Are you and your business protected from key areas of risk? Arm yourself with some professional advice from Builtin Insurance – New Zealand’s trade insurance experts.
At Builtin, we deal with thousands of tradies up and down the country, so we know insurance isn’t anybody’s favourite topic! While it’s not something you want to think about, it is something you need to have, and need to have properly arranged.
Having to replace an expensive asset that’s been stolen or damaged, or getting tied up in an expensive liability issue, can hammer a small business – not only financially; it can take an emotional toll on the contractor and their family too.
For larger firms, their exposure to risk is greater, as is their capacity to manage it. For company managers and directors, getting the right professional advice and having good risk management practices in place, including insurance cover, is a critical (and legal) duty.
In this article, we share some basic risk management questions, as well as the headlines of the key policies landscaping contractors need to consider.
What you need will vary according to your specific operations and business set up, but this should serve as a good overview to get you started.
Setting out your site - the framework
The first place to start is with a basic risk assessment of your business. We recommend breaking this down into chunks: physical assets, potential liability issues and income and financial risk.
We haven’t mentioned health and safety here, which is obviously a key area of risk, as this is well covered by other resources and systems, such as HazardCo and SiteSafe.
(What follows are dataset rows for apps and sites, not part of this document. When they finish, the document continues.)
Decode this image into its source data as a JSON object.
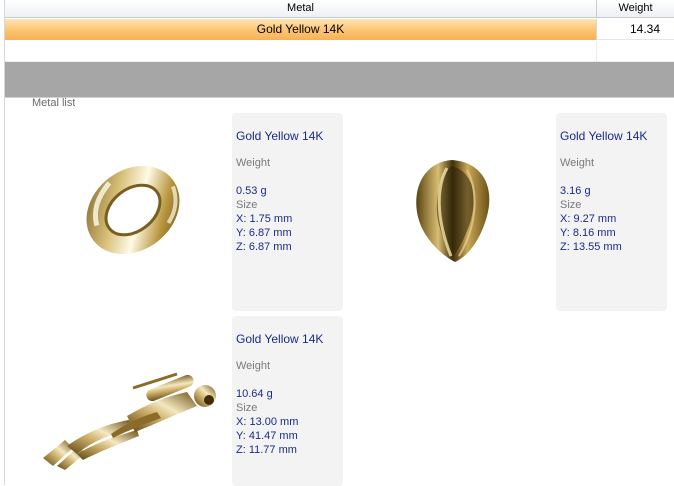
{
  "grid": {
    "columns": {
      "metal": "Metal",
      "weight": "Weight"
    },
    "rows": [
      {
        "metal": "Gold Yellow 14K",
        "weight": "14.34"
      }
    ]
  },
  "panel": {
    "title": "Metal list"
  },
  "items": [
    {
      "metal": "Gold Yellow 14K",
      "weight_label": "Weight",
      "weight": "0.53 g",
      "size_label": "Size",
      "x": "X: 1.75 mm",
      "y": "Y: 6.87 mm",
      "z": "Z: 6.87 mm"
    },
    {
      "metal": "Gold Yellow 14K",
      "weight_label": "Weight",
      "weight": "3.16 g",
      "size_label": "Size",
      "x": "X: 9.27 mm",
      "y": "Y: 8.16 mm",
      "z": "Z: 13.55 mm"
    },
    {
      "metal": "Gold Yellow 14K",
      "weight_label": "Weight",
      "weight": "10.64 g",
      "size_label": "Size",
      "x": "X: 13.00 mm",
      "y": "Y: 41.47 mm",
      "z": "Z: 11.77 mm"
    }
  ],
  "colors": {
    "selected_row": "#fbc470",
    "info_text": "#1a2a8a",
    "band": "#a6a6a6",
    "card_bg": "#f3f3f3"
  }
}
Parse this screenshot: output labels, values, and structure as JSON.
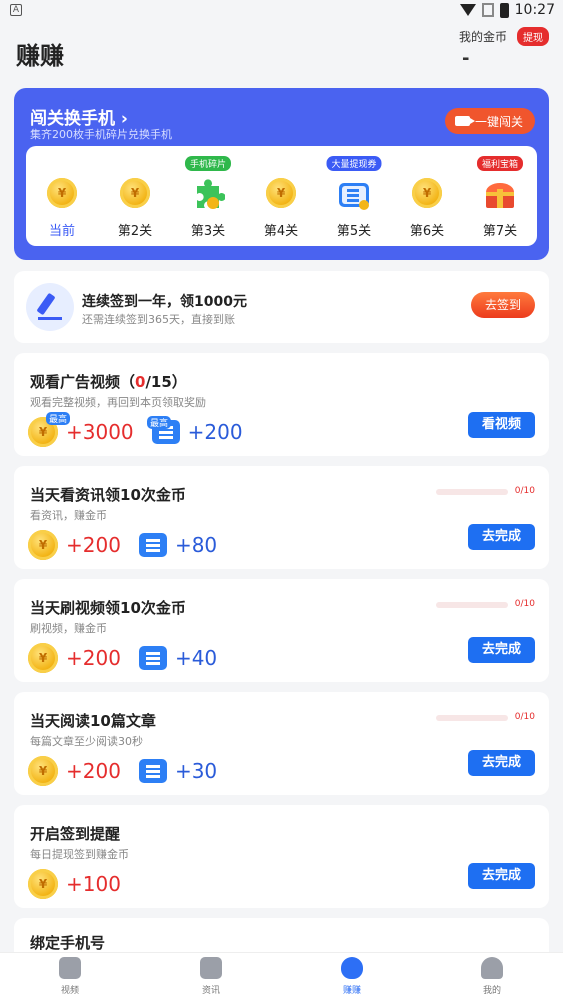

Also, while insurance can cover the legal costs of defending a health and safety prosecution – and pay reparations awarded to an injured party – insurance cannot legally pay fines under health and safety law.
Do you have an asset list? This is a register of all the tools and equipment your business owns. For accounting purposes, this is used for depreciation; for insurance purposes, it helps identify what is at risk.
Each item should be named, with its replacement value, serial number and date of purchase. There are plenty of phone apps to help (Hoist is one), and the Police also run SNAP.org.nz for this purpose. An asset register will also help
get any claim you make sorted quickly.
Equipment such as chainsaws, trimmers, mowers, chippers, ladders and wheelbarrows can quickly add up in value. Theft and damage can be insured, but not wear and tear or mechanical breakdown.
The main questions to ask yourself are:
What effect would the loss of a big chunk of my equipment have on my business? Both in terms of the cost of having to replace it and our ability to keep working and finish the jobs I have lined up.
Is it worth a monthly or annual insurance premium to cover this risk?
What are the issues you may face that could cause a third party (such as your client, a neighbour, local council, employee or other contractor) to hold you responsible for a loss they have suffered due to your actions (or inaction)?
Some examples may include:
Trees falling on fences, against buildings or onto driveways and cracking concrete.
Hitting underground services when digging.
Wood chips damaging vehicles, expensive linen hanging on the washing line, cladding.
Employees getting sick or injured on the job – eg, melanoma, stress, hearing loss, falls, back injury while bending or carrying heavy items, misuse of equipment (losing a finger or toe).
Employee disputes about discrimination, bullying, harassment, unfair dismissal, not being paid correctly (eg, holiday pay).
Health and safety failures that could result in injury and/or prosecution by WorkSafe.
Income & Financial Risk
If you unexpectedly became sick and couldn’t work for a period of time, what effect would this have on your business and your income level? ACC only covers accidental injury, not illness, so you can’t rely on it for things like cancer, heart disease, diabetes, mental illness, etc.
Secondly, what effect would it have on your business if the same happened to a key employee? If they were off work for a significant period of time, would you struggle to bring in new work, coordinate your teams, liaise with customers, or manage projects?
Finally, how dependent are you on being paid by contractors you work for? What would happen if they defaulted on payment or didn’t pay retentions they have held back?
Back Costing - Review Regularly
Once you have assessed your risk and arranged the right cover, you should make a time to review it regularly. A good time is around the annual renewal date of your insurance.
But any time your business makes a significant change should trigger a risk assessment. Have you taken on a bigger job, or a commercial job when you’ve been mostly residential? Are you working for a new customer? Have you bought new stuff, or taken on new staff?
With a good process, good advice and the right insurance and risk management programme in place, your business will be set up to weather any potential storms.
This article is not exhaustive and you should conduct your own assessment of your specific needs, perhaps along with an insurance/risk management professional adviser. There are other policies to cover different risks. Individual policy wordings from different insurers may vary. You should refer to the specific exclusions in your own policy wordings and discuss them with your insurance adviser if you are unsure.